  14. Ossuaries
    by Dionne Brand

  15. Skippy Dies
    by Paul Murray

  16. The Cat’s Table
    by Michael Ondaatje

  17. Offshore
    by Penelope Fitzgerald (reread)

  18. The Ghost Brush
    by Katherine Govier

  19. Girlwood
    by Jennifer Still

  20. Practical Jean
    by Trevor Cole

  21. Hooked
    by Carolyn Smart

  22. Rin Tin Tin – The Life and the Legend
    by Susan Orlean

  23. Appointment in Samarra
    by John O’Hara

  24. The Pale King
    by David Foster Wallace

  25. The Sense of an Ending
    by Julian Barnes

  26. Cool Water
    by Dianne Warren

  27. The Antagonist
    by Lynn Coady
    (Reading guide questions)

  28. Indexical Elegies
    by Jon Paul Fiorentino

  29. Short Talks
    by Anne Carson

  30. Doctor Brinkley’s Tower
    by Robert Hough
    (Reading guide questions)

  31. Elimination Dance / La danse eliminatoire
    by Michael Ondaatje (trans. Lola Lemire Tostevin)

  32. A Good Man
    by Guy Vanderhaeghe

  33. Go the Fuck to Sleep
    by Adam Mansbach
    Hee hee …

  34. Making Light of Tragedy
    by Jessica Grant

  35. Easy to Like
    by Edward Riche
    (Reading guide questions)

  36. The Odious Child
    by Carolyn Black

  37. The Sky’s Dark Labyrinth
    by Stuart Clark

  38. Prisoner of Tehran
    by Marina Nemat

  39. The Tiger
    by John Vaillant

  40. Hub Fans Bid Kid Adieu
    by John Updike
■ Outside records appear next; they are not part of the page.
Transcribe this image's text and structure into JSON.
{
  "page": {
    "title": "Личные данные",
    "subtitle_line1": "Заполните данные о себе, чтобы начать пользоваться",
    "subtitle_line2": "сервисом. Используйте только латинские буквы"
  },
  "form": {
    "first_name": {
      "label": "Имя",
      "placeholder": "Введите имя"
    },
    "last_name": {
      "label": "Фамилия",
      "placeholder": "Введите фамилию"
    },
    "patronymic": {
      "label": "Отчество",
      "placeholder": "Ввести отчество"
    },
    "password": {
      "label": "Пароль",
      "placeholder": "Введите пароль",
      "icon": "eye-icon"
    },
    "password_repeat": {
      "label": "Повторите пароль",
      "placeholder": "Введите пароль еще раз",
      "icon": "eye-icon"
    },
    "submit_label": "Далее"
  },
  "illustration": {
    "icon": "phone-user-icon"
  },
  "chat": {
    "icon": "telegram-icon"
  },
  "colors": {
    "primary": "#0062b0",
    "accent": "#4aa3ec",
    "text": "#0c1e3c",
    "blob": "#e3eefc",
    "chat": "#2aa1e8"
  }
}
I start 2012 with the following books started in 2011 and still in progress:

  • The Game
    by Ken Dryden
  • The Marriage Plot
    by Jeffrey Eugenides
  • The Antagonist
    by Lynn Coady (reread)
  • Drawing Back to Take a Running Jump, by Lorne Daniel


… and, ahem, I start 2012 with the following books started in 2010 and still in progress (I nibbled on both of them this past year – honest):

  • Voltaire’s Bastards
    by John Ralston Saul
  • The Mill on the Floss
    by George Eliot


In 2010, I read 43 books, inspired a lot by great discussions and suggestions I found amongst the book blogging and reader community on Twitter. I didn’t match my 2010 or even more ambitious 2009 totals – not even close, really… I have to ask again, though, are total numbers of books or pages really the point? What do you think?

In 2011, I was delighted to include some contributions to this blog by way of guest reviewers, as follows:

I’m keen to welcome more guest reviewers here in 2012.

So … onward into the TBR pile!